What advice would you give to someone that is just starting off in their own all-natural beauty business?
Do a business plan. Do the footwork, the homework, the research. My company began as a mere hobby and it has undergone several evolvements and incarnations since I made my first batch of soap. If I’d known I was going to have a growing business and selling my products around the world, I would have liked to have given myself better tools and knowledge in order to make better choices along the way. That said, I am also a highly disorganized individual and I feel my way through life almost entirely intuitively. Every aspect of my business is run this way and it is those instincts which have gotten me this far. So, do a business plan, but follow your gut. I am a firm believer in following one’s instincts. How’s that for divergent answers?
Are there any books or teachers that have helped you with your soapmaking that you'd like to recommend?

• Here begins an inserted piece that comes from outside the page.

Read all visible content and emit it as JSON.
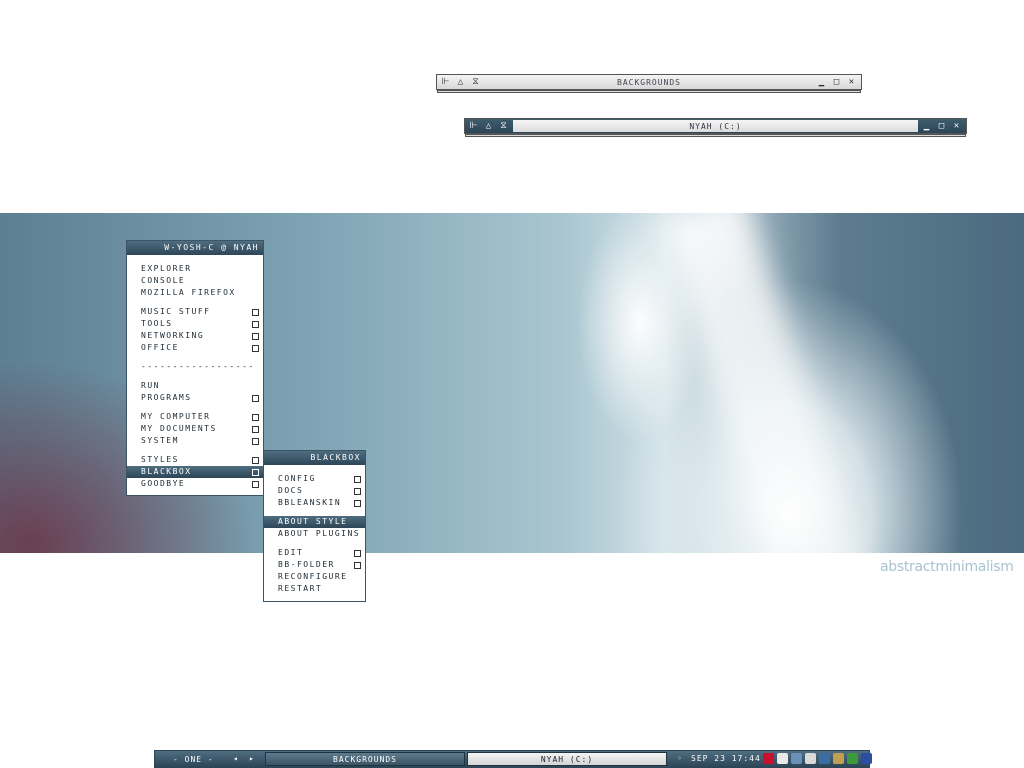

I own just about every book on soapmaking that has ever been written, but the only one I recommend is Susan Miller Cavitch’s Soapmaker’s Companion. I believe it is the most comprehensive volume on natural soapmaking and its many ingredients and processes available, and I like that it teaches the reader to think creatively, critically, and allows one the information one needs to formulate a totally original recipe, if one so chooses. I hate following (other people’s) recipes—in fact, I believe I may have some genetic predisposition which renders recipes completely useless to me because I cannot seem to follow one to save my life. I always have to “tinker” with formulas and I like that this book gave me the information I needed to take off in my own direction.